Some countries might want to capitalize on the weakness of Lukashenka by advancing their interests contrary to the will of the Belarusian people. Therefore, it is of utmost importance that the United States, along with the United Kingdom, Canada, European Union Member States, and other like-minded nations, would call on the international community not to sign any international agreements with the Lukashenko regime, since doing so contradicts the will of the Belarusian people and undermines the sovereignty of Belarus. Similarly, contracts to purchase Belarusian state-owned enterprises with an illegitimate president Lukashenka, will be reversed.
We call for additional efforts to implement international mediation, including under the auspices of the OSCE, to resolve the political crisis in Belarus. This way, we would welcome a constructive role of all states, including Russia, on the basis of respect for the sovereignty and independence of Belarus.

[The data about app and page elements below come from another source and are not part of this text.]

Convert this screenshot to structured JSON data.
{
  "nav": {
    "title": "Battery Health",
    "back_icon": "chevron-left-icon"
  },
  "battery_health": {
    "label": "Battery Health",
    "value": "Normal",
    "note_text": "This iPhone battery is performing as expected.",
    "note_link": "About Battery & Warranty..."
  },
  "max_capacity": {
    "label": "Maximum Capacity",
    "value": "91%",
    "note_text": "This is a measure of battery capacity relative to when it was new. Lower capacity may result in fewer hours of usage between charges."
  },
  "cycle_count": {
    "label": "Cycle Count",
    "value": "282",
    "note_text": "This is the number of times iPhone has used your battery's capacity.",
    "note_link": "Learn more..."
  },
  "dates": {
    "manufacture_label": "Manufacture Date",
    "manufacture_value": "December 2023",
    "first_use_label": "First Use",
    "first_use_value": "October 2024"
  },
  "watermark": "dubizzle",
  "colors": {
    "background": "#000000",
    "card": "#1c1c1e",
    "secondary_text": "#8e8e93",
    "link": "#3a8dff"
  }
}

Belarusians require support, especially the civil society, the human rights defenders, the independent media, the people, and the businesses. All of them have been attacked and/or repressed by the regime. I call on the United States Congress to consider increasing the support for the diversified pressing needs of Belarusians.
As the European Union has drafted a Comprehensive Plan to support Belarus during the transition and after elections, we are calling on the US to join this work in order to start developing a joint Marshall Plan for Belarus.
Based on the experience of the previous political crises in Belarus, it is of utmost importance to maintain consistency in the adopted policy. The US should insist on the full implementation of measures constituting the progress in resolving the ongoing crisis: to stop the violence, to release the political prisoners, to restore the rule of law, and to launch a genuine dialogue between the legitimate representatives of Belarusians and the regime. This dialogue should lead to new free and fair elections under international observation. This would allow Belarusians to rightfully choose their leaders in a competitive process and ensure that the results of the elections are credible and recognized by the international community. Most importantly, Belarusians must accept the results for a peaceful transition of power to open a new chapter in the political life of Belarus.
17 March 2021 в 17:30